__REQUIRED WORK__. Each line of the data must be set down again without a single difference.

__GIVEN DATA__.
Start of Block
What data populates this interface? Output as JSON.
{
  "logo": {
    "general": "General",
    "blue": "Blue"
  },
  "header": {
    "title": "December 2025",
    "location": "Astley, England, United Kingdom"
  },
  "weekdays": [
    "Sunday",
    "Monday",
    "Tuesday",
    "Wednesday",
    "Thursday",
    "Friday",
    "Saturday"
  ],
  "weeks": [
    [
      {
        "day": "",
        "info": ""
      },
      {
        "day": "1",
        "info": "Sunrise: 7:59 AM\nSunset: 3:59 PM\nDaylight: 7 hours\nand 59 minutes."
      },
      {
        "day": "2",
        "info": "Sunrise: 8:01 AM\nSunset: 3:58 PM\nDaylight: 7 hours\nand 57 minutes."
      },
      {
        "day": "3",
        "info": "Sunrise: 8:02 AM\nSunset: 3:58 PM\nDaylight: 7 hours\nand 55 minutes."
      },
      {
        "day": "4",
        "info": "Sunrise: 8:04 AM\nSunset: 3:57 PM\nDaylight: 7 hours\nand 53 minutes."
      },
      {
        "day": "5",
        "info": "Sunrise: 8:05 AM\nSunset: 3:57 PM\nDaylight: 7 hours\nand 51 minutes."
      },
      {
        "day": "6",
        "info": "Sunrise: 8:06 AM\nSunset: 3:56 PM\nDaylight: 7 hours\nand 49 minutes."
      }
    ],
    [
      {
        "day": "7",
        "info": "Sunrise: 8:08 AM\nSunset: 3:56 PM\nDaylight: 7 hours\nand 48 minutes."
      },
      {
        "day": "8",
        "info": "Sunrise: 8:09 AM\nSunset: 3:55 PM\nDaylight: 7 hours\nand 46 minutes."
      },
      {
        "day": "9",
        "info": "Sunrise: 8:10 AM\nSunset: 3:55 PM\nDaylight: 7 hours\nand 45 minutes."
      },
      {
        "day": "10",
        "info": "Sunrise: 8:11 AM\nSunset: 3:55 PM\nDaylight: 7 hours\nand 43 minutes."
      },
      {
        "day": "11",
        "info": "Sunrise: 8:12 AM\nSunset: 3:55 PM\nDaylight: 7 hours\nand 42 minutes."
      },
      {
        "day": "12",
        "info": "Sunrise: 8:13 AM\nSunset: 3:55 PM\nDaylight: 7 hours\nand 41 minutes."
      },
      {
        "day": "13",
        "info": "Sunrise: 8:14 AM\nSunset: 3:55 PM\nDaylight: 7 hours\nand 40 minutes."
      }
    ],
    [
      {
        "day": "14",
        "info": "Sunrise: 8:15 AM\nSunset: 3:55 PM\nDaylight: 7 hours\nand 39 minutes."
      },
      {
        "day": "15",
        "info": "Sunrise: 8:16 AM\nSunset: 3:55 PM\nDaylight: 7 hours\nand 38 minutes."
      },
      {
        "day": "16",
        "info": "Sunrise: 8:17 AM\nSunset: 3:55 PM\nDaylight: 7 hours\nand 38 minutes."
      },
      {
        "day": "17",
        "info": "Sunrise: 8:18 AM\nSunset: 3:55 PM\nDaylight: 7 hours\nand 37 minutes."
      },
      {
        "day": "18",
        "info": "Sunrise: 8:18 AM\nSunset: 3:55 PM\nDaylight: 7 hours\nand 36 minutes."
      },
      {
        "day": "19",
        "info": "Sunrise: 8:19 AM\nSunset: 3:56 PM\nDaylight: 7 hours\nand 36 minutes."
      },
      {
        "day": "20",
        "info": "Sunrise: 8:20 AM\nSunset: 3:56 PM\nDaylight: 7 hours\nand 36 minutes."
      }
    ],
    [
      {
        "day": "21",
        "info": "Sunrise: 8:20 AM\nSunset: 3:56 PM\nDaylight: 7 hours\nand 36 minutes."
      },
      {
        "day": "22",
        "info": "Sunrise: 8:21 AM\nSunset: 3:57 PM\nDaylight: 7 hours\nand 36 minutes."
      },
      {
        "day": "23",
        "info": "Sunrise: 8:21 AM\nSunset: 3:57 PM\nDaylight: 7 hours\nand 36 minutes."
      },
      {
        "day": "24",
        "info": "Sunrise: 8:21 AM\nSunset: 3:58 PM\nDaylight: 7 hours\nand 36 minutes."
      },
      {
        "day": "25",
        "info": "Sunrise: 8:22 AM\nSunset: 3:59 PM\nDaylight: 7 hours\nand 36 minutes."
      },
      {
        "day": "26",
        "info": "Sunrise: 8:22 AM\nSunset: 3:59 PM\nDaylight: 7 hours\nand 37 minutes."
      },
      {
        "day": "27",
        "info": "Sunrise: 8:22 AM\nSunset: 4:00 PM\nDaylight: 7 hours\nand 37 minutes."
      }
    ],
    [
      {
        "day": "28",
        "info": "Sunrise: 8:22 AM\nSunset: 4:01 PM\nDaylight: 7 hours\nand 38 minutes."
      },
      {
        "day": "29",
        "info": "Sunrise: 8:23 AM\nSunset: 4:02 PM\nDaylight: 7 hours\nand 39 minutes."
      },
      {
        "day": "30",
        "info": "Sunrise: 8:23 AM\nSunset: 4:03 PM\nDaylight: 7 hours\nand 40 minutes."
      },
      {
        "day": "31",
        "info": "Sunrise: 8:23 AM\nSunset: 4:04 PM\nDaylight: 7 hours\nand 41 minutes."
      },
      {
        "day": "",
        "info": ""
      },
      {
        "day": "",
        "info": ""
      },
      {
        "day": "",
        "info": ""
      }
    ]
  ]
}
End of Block
__ANSWER SPACE__.
What data populates this interface? Output as JSON.
{
  "logo": {
    "general": "General",
    "blue": "Blue"
  },
  "header": {
    "title": "December 2025",
    "location": "Astley, England, United Kingdom"
  },
  "weekdays": [
    "Sunday",
    "Monday",
    "Tuesday",
    "Wednesday",
    "Thursday",
    "Friday",
    "Saturday"
  ],
  "weeks": [
    [
      {
        "day": "",
        "info": ""
      },
      {
        "day": "1",
        "info": "Sunrise: 7:59 AM\nSunset: 3:59 PM\nDaylight: 7 hours\nand 59 minutes."
      },
      {
        "day": "2",
        "info": "Sunrise: 8:01 AM\nSunset: 3:58 PM\nDaylight: 7 hours\nand 57 minutes."
      },
      {
        "day": "3",
        "info": "Sunrise: 8:02 AM\nSunset: 3:58 PM\nDaylight: 7 hours\nand 55 minutes."
      },
      {
        "day": "4",
        "info": "Sunrise: 8:04 AM\nSunset: 3:57 PM\nDaylight: 7 hours\nand 53 minutes."
      },
      {
        "day": "5",
        "info": "Sunrise: 8:05 AM\nSunset: 3:57 PM\nDaylight: 7 hours\nand 51 minutes."
      },
      {
        "day": "6",
        "info": "Sunrise: 8:06 AM\nSunset: 3:56 PM\nDaylight: 7 hours\nand 49 minutes."
      }
    ],
    [
      {
        "day": "7",
        "info": "Sunrise: 8:08 AM\nSunset: 3:56 PM\nDaylight: 7 hours\nand 48 minutes."
      },
      {
        "day": "8",
        "info": "Sunrise: 8:09 AM\nSunset: 3:55 PM\nDaylight: 7 hours\nand 46 minutes."
      },
      {
        "day": "9",
        "info": "Sunrise: 8:10 AM\nSunset: 3:55 PM\nDaylight: 7 hours\nand 45 minutes."
      },
      {
        "day": "10",
        "info": "Sunrise: 8:11 AM\nSunset: 3:55 PM\nDaylight: 7 hours\nand 43 minutes."
      },
      {
        "day": "11",
        "info": "Sunrise: 8:12 AM\nSunset: 3:55 PM\nDaylight: 7 hours\nand 42 minutes."
      },
      {
        "day": "12",
        "info": "Sunrise: 8:13 AM\nSunset: 3:55 PM\nDaylight: 7 hours\nand 41 minutes."
      },
      {
        "day": "13",
        "info": "Sunrise: 8:14 AM\nSunset: 3:55 PM\nDaylight: 7 hours\nand 40 minutes."
      }
    ],
    [
      {
        "day": "14",
        "info": "Sunrise: 8:15 AM\nSunset: 3:55 PM\nDaylight: 7 hours\nand 39 minutes."
      },
      {
        "day": "15",
        "info": "Sunrise: 8:16 AM\nSunset: 3:55 PM\nDaylight: 7 hours\nand 38 minutes."
      },
      {
        "day": "16",
        "info": "Sunrise: 8:17 AM\nSunset: 3:55 PM\nDaylight: 7 hours\nand 38 minutes."
      },
      {
        "day": "17",
        "info": "Sunrise: 8:18 AM\nSunset: 3:55 PM\nDaylight: 7 hours\nand 37 minutes."
      },
      {
        "day": "18",
        "info": "Sunrise: 8:18 AM\nSunset: 3:55 PM\nDaylight: 7 hours\nand 36 minutes."
      },
      {
        "day": "19",
        "info": "Sunrise: 8:19 AM\nSunset: 3:56 PM\nDaylight: 7 hours\nand 36 minutes."
      },
      {
        "day": "20",
        "info": "Sunrise: 8:20 AM\nSunset: 3:56 PM\nDaylight: 7 hours\nand 36 minutes."
      }
    ],
    [
      {
        "day": "21",
        "info": "Sunrise: 8:20 AM\nSunset: 3:56 PM\nDaylight: 7 hours\nand 36 minutes."
      },
      {
        "day": "22",
        "info": "Sunrise: 8:21 AM\nSunset: 3:57 PM\nDaylight: 7 hours\nand 36 minutes."
      },
      {
        "day": "23",
        "info": "Sunrise: 8:21 AM\nSunset: 3:57 PM\nDaylight: 7 hours\nand 36 minutes."
      },
      {
        "day": "24",
        "info": "Sunrise: 8:21 AM\nSunset: 3:58 PM\nDaylight: 7 hours\nand 36 minutes."
      },
      {
        "day": "25",
        "info": "Sunrise: 8:22 AM\nSunset: 3:59 PM\nDaylight: 7 hours\nand 36 minutes."
      },
      {
        "day": "26",
        "info": "Sunrise: 8:22 AM\nSunset: 3:59 PM\nDaylight: 7 hours\nand 37 minutes."
      },
      {
        "day": "27",
        "info": "Sunrise: 8:22 AM\nSunset: 4:00 PM\nDaylight: 7 hours\nand 37 minutes."
      }
    ],
    [
      {
        "day": "28",
        "info": "Sunrise: 8:22 AM\nSunset: 4:01 PM\nDaylight: 7 hours\nand 38 minutes."
      },
      {
        "day": "29",
        "info": "Sunrise: 8:23 AM\nSunset: 4:02 PM\nDaylight: 7 hours\nand 39 minutes."
      },
      {
        "day": "30",
        "info": "Sunrise: 8:23 AM\nSunset: 4:03 PM\nDaylight: 7 hours\nand 40 minutes."
      },
      {
        "day": "31",
        "info": "Sunrise: 8:23 AM\nSunset: 4:04 PM\nDaylight: 7 hours\nand 41 minutes."
      },
      {
        "day": "",
        "info": ""
      },
      {
        "day": "",
        "info": ""
      },
      {
        "day": "",
        "info": ""
      }
    ]
  ]
}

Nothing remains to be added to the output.